With the range as limited as it is, it might seem easy to dismiss the class entirely. But the gadgets available to the Mechanic make up for it all. There’s actually a lot more flexibility here than we saw in the Operator. Putting it into Battlefield 4 terms, the Mechanic is blending together elements from the Engineer, Scout and Assault classes. They have the M79 grenade launcher unlocked by default – giving them some offense against vehicles. And with the presence of the repair tool, it’s easy to just say that the Mechanic is your vehicle fixer class only. That’s selling it a bit short. The vehicle options are there for sure – especially adding in the sabotage item, letting you booby trap cars; but there’s more here. The satellite phone gadget will let you place a mobile spawn point – letting your squad have an extra option to keep them in fight quicker, or set up some tactical moves. There’s still one more gadget even – the armored insert – which gives the Mechanic a little bit more toughness, helping them get close while taking fire. It’s not too hard to see that the Mechanic is a really flexible class – it’s not just focused on vehicles.

That flexibility is also present in the Reputation upgrades you unlock by playing the class. Your first Rep slot is either an Extra Grenade or Flak Jacket; the second is between Extra 40mm grenades or Fast Repair; the third slot is either Fast Aim or Delayed Explosive Trigger and the final slot is either Fast Reload or Fast Swap. With the first two slots, you can further increase your effectiveness against vehicles if you’re playing that role – otherwise you can help get your survivablility up a bit more. In general I think taking the Flak Jacket is the more important of the two upgrades at tier one – surviving explosives can be a really nice addition.

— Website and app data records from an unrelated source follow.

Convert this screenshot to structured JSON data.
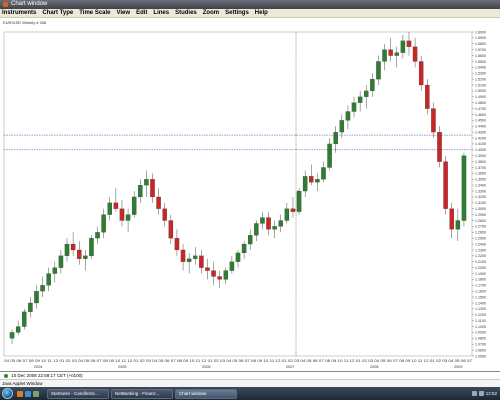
{
  "window": {
    "title": "Chart window"
  },
  "menu": [
    "Instruments",
    "Chart Type",
    "Time Scale",
    "View",
    "Edit",
    "Lines",
    "Studies",
    "Zoom",
    "Settings",
    "Help"
  ],
  "chart_header": "EUR/USD  Weekly  # 308",
  "chart_data": {
    "type": "candlestick",
    "symbol": "EUR/USD",
    "timeframe": "Weekly",
    "y_ticks": [
      "1.6000",
      "1.5900",
      "1.5800",
      "1.5700",
      "1.5600",
      "1.5500",
      "1.5400",
      "1.5300",
      "1.5200",
      "1.5100",
      "1.5000",
      "1.4900",
      "1.4800",
      "1.4700",
      "1.4600",
      "1.4500",
      "1.4400",
      "1.4300",
      "1.4200",
      "1.4100",
      "1.4000",
      "1.3900",
      "1.3800",
      "1.3700",
      "1.3600",
      "1.3500",
      "1.3400",
      "1.3300",
      "1.3200",
      "1.3100",
      "1.3000",
      "1.2900",
      "1.2800",
      "1.2700",
      "1.2600",
      "1.2500",
      "1.2400",
      "1.2300",
      "1.2200",
      "1.2100",
      "1.2000",
      "1.1900",
      "1.1800",
      "1.1700",
      "1.1600",
      "1.1500",
      "1.1400",
      "1.1300",
      "1.1200",
      "1.1100",
      "1.1000",
      "1.0900",
      "1.0800",
      "1.0700",
      "1.0600",
      "1.0500"
    ],
    "x_month_ticks": "04 05 06 07 08 09 10 11 12 01 02 03 04 05 06 07 08 09 10 11 12 01 02 03 04 05 06 07 08 09 10 11 12 01 02 03 04 05 06 07 08 09 10 11 12 01 02 03 04 05 06 07 08 09 10 11 12 01 02 03 04 05 06 07 08 09 10 11 12 01 02 03 04 05 06 07",
    "x_year_labels": [
      "2004",
      "2005",
      "2006",
      "2007",
      "2008",
      "2009"
    ],
    "ylim": [
      1.05,
      1.6
    ],
    "ohlc": [
      [
        1.08,
        1.095,
        1.07,
        1.09
      ],
      [
        1.09,
        1.11,
        1.085,
        1.1
      ],
      [
        1.1,
        1.13,
        1.095,
        1.125
      ],
      [
        1.125,
        1.15,
        1.115,
        1.14
      ],
      [
        1.14,
        1.17,
        1.13,
        1.16
      ],
      [
        1.16,
        1.185,
        1.15,
        1.17
      ],
      [
        1.17,
        1.2,
        1.16,
        1.19
      ],
      [
        1.19,
        1.21,
        1.175,
        1.2
      ],
      [
        1.2,
        1.23,
        1.19,
        1.22
      ],
      [
        1.22,
        1.25,
        1.21,
        1.24
      ],
      [
        1.24,
        1.26,
        1.22,
        1.23
      ],
      [
        1.23,
        1.245,
        1.205,
        1.215
      ],
      [
        1.215,
        1.23,
        1.195,
        1.22
      ],
      [
        1.22,
        1.255,
        1.215,
        1.25
      ],
      [
        1.25,
        1.27,
        1.24,
        1.26
      ],
      [
        1.26,
        1.3,
        1.25,
        1.29
      ],
      [
        1.29,
        1.32,
        1.28,
        1.31
      ],
      [
        1.31,
        1.335,
        1.295,
        1.3
      ],
      [
        1.3,
        1.315,
        1.27,
        1.28
      ],
      [
        1.28,
        1.3,
        1.26,
        1.29
      ],
      [
        1.29,
        1.33,
        1.285,
        1.32
      ],
      [
        1.32,
        1.35,
        1.31,
        1.34
      ],
      [
        1.34,
        1.365,
        1.32,
        1.35
      ],
      [
        1.35,
        1.36,
        1.31,
        1.32
      ],
      [
        1.32,
        1.335,
        1.29,
        1.3
      ],
      [
        1.3,
        1.31,
        1.27,
        1.28
      ],
      [
        1.28,
        1.29,
        1.24,
        1.25
      ],
      [
        1.25,
        1.265,
        1.22,
        1.23
      ],
      [
        1.23,
        1.24,
        1.195,
        1.21
      ],
      [
        1.21,
        1.225,
        1.19,
        1.215
      ],
      [
        1.215,
        1.235,
        1.205,
        1.22
      ],
      [
        1.22,
        1.23,
        1.19,
        1.2
      ],
      [
        1.2,
        1.215,
        1.18,
        1.195
      ],
      [
        1.195,
        1.21,
        1.17,
        1.185
      ],
      [
        1.185,
        1.195,
        1.165,
        1.18
      ],
      [
        1.18,
        1.2,
        1.172,
        1.195
      ],
      [
        1.195,
        1.22,
        1.19,
        1.21
      ],
      [
        1.21,
        1.23,
        1.2,
        1.225
      ],
      [
        1.225,
        1.245,
        1.215,
        1.24
      ],
      [
        1.24,
        1.265,
        1.23,
        1.255
      ],
      [
        1.255,
        1.28,
        1.245,
        1.275
      ],
      [
        1.275,
        1.295,
        1.265,
        1.285
      ],
      [
        1.285,
        1.295,
        1.255,
        1.265
      ],
      [
        1.265,
        1.28,
        1.25,
        1.27
      ],
      [
        1.27,
        1.29,
        1.26,
        1.28
      ],
      [
        1.28,
        1.31,
        1.275,
        1.3
      ],
      [
        1.3,
        1.32,
        1.285,
        1.295
      ],
      [
        1.295,
        1.335,
        1.29,
        1.33
      ],
      [
        1.33,
        1.365,
        1.32,
        1.355
      ],
      [
        1.355,
        1.375,
        1.34,
        1.345
      ],
      [
        1.345,
        1.36,
        1.33,
        1.35
      ],
      [
        1.35,
        1.38,
        1.345,
        1.37
      ],
      [
        1.37,
        1.42,
        1.365,
        1.41
      ],
      [
        1.41,
        1.44,
        1.395,
        1.43
      ],
      [
        1.43,
        1.46,
        1.42,
        1.45
      ],
      [
        1.45,
        1.475,
        1.435,
        1.465
      ],
      [
        1.465,
        1.49,
        1.455,
        1.48
      ],
      [
        1.48,
        1.5,
        1.465,
        1.49
      ],
      [
        1.49,
        1.51,
        1.47,
        1.5
      ],
      [
        1.5,
        1.53,
        1.49,
        1.52
      ],
      [
        1.52,
        1.56,
        1.51,
        1.55
      ],
      [
        1.55,
        1.58,
        1.535,
        1.57
      ],
      [
        1.57,
        1.59,
        1.55,
        1.56
      ],
      [
        1.56,
        1.575,
        1.54,
        1.565
      ],
      [
        1.565,
        1.595,
        1.555,
        1.585
      ],
      [
        1.585,
        1.6,
        1.56,
        1.575
      ],
      [
        1.575,
        1.59,
        1.54,
        1.55
      ],
      [
        1.55,
        1.56,
        1.5,
        1.51
      ],
      [
        1.51,
        1.52,
        1.46,
        1.47
      ],
      [
        1.47,
        1.48,
        1.42,
        1.43
      ],
      [
        1.43,
        1.44,
        1.37,
        1.38
      ],
      [
        1.38,
        1.39,
        1.29,
        1.3
      ],
      [
        1.3,
        1.31,
        1.25,
        1.265
      ],
      [
        1.265,
        1.3,
        1.245,
        1.28
      ],
      [
        1.28,
        1.395,
        1.27,
        1.39
      ]
    ],
    "horizontal_lines": [
      1.425,
      1.4
    ],
    "crosshair_x_label": "2007"
  },
  "status": {
    "text": "10 Dec 2008 22:59:17 CET (+0100)"
  },
  "applet_text": "Java Applet Window",
  "taskbar": {
    "buttons": [
      "Startseite - Candlestic...",
      "NetBanking - Finanz...",
      "Chart window"
    ],
    "clock": "12:52"
  },
  "colors": {
    "up": "#2e7d32",
    "down": "#c62828",
    "line": "#3344aa",
    "crosshair": "#555555"
  }
}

Even with the flexibility that the Mechanic does have, it’s still got a pretty serious downside to it. That of course being the range – it’s out performed at mid range by every class, and potentially even at close range by the Enforcer. The Mechanic definitely fills an important role on the team – especially on Hotwire. But where I think the Operator is the easiest to pick up and play, the Mechanic is on the opposite side of that coin. There’s a bit of a learning curve, but that makes playing it well that much more satisfying.